[Information supplied — start]
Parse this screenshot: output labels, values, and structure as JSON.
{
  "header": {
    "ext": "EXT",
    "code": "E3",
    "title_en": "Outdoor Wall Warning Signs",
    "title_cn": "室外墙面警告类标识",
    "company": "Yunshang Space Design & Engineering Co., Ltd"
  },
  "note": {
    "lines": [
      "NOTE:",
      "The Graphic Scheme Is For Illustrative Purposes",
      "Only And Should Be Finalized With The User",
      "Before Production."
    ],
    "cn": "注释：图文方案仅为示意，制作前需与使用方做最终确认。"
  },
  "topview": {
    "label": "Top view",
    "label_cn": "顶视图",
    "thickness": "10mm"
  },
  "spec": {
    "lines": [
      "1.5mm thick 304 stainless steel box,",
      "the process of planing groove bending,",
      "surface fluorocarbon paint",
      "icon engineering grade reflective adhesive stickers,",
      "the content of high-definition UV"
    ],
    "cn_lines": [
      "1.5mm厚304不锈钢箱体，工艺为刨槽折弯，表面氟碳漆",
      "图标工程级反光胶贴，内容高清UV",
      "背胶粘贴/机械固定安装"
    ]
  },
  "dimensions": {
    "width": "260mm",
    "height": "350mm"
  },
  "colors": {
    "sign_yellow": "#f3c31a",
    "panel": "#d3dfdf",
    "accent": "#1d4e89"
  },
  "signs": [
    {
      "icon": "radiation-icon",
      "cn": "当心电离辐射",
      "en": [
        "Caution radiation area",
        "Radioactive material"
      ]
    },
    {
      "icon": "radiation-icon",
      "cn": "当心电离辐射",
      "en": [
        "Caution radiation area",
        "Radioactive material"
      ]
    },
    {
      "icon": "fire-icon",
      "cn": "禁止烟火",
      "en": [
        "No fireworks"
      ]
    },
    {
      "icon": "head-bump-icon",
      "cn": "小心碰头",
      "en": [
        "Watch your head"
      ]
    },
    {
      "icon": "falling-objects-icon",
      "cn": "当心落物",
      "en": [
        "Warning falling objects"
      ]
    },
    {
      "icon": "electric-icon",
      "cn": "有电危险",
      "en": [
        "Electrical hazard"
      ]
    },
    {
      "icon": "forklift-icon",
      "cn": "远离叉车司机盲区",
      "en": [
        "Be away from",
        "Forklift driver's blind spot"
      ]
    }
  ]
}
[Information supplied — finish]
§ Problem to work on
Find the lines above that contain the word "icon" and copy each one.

§ Result of the exercise
      "icon engineering grade reflective adhesive stickers,",
      "icon": "radiation-icon",
      "icon": "radiation-icon",
      "icon": "fire-icon",
      "icon": "head-bump-icon",
      "icon": "falling-objects-icon",
      "icon": "electric-icon",
      "icon": "forklift-icon",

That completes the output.